Hagel was the lone witness in a jam-packed hearing room at a session that could be crucial in determining whether he will win Senate confirmation and join Obama's second-term national security team. Two former committee chairmen - Democrat Sam Nunn and Republican John Warner - introduced the nominee.

Hagel has the announced backing of about a dozen Democrats and the tacit support of dozens more who are unlikely to embarrass the president by defeating his Cabinet pick. One Republican - Sen. Thad Cochran of Mississippi - has said he will vote for his former colleague.

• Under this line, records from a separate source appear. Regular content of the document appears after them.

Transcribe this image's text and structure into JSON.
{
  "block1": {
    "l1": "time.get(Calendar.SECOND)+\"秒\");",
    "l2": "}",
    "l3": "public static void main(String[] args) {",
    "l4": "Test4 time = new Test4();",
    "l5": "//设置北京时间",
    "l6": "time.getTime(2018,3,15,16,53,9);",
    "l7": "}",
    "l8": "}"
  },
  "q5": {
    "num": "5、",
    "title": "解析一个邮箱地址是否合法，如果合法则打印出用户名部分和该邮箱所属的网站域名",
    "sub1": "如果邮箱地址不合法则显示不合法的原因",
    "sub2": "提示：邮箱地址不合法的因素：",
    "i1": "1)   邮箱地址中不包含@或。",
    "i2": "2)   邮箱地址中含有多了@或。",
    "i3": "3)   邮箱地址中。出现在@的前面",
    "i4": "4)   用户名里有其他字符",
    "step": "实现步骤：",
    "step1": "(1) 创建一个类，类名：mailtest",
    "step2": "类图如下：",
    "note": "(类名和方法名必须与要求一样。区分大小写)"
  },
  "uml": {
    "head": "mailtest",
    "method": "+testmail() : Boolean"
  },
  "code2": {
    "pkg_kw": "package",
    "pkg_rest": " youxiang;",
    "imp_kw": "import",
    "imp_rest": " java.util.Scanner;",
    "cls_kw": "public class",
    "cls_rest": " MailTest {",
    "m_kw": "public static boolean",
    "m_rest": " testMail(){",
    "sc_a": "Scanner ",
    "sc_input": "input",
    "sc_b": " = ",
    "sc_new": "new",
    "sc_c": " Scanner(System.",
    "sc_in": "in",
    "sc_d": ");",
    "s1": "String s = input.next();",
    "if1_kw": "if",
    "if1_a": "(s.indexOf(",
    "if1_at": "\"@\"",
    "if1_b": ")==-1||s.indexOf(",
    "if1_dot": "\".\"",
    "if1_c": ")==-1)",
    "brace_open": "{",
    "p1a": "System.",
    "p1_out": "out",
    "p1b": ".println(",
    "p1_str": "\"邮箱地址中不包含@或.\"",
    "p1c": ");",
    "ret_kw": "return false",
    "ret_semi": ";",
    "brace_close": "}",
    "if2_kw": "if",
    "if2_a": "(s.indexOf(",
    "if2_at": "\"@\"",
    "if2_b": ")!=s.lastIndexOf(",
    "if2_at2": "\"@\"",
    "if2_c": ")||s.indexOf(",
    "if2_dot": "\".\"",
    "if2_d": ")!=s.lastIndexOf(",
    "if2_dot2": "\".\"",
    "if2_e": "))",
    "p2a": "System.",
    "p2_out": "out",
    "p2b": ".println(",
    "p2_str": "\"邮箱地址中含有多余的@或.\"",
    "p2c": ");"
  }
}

Six Republicans, including four members of the Armed Services panel, have said they will oppose Hagel's nomination. Sen. Jim Inhofe of Oklahoma, the top GOP lawmaker on the committee and an opponent of Hagel, almost immediately complained that Hagel had not provided to the committee all of his speeches over the last five years, as requested.

Inhofe said Hagel's record "is deeply troubling and out of mainstream views."

Crucial for Hagel will be the questioning by Sen. John McCain, R-Ariz. Hagel and McCain are fellow Vietnam veterans who once had a close relationship during their years in the Senate, but politics and Hagel's opposition to increased troop numbers in Iraq divided the two men.

McCain has praised Hagel's military service but said he had serious concerns about positions the nominee has taken on various issues. He said he is reserving judgment until after the hearing. Sen. Lindsey Graham, R-S.C., earlier this month described Obama's selection as an "in-your-face" pick but was a bit less critical this week.

"Who are we getting - the guy today or the guy who said things before?" Graham said Tuesday after a 20-minute meeting with Hagel. Graham said he doesn't doubt Hagel's "personal integrity, but I do have real concerns about his policy positions."

The hearing will be the first time Hagel publicly addresses the criticism that he is not sufficiently pro-Israel or tough enough on Iran. In the past, Hagel has questioned the efficacy of unilateral sanctions on Iran, arguing that penalties in conjunction with international partners made more sense. He has also been criticized for his comments about the influence of a "Jewish lobby" and his past view of gay rights. 

He addressed several of the issues in a 112-page questionnaire to the committee in which he said his wartime experience would shape his decisions about using military force.

"I understand what it is like to be a soldier in war," wrote Hagel. "I also understand what happens when there is poor morale and discipline among the troops and a lack of clear objectives, intelligence and command and control from Washington. I believe that experience will help me as secretary of defense to ensure we maintain the best fighting force in the world, protect our men and women in uniform and ensure that we are cautious and certain when contemplating the use of force."

In his responses, Hagel adopted a hard line on Iran and its possible pursuit of a nuclear weapon. He echoed Obama's view that all options are feasible to stop Tehran, praised the rounds of penalties and warned of "severe and growing consequences" if Iran balks at international demands.

Questioned about all options, Hagel said, "If confirmed, I will focus intently on ensuring that the U.S. military is in fact prepared for any contingency."

He said that he would continue to put in place the "smart, unprecedented and effective sanctions against the Iranian regime" that Congress and the Obama administration have adopted in recent years.

The criticism of Hagel has surprised some of Hagel's strongest backers.

"This idea that's being propagated is that he might be soft on adversaries. Chuck Hagel's not soft on anybody, particularly himself," said Sen. Jack Reed, D-R.I., a member of the Armed Services Committee, in a conference call with Hagel allies. "He drives hard. He's someone who searches for the right approach and the right policy."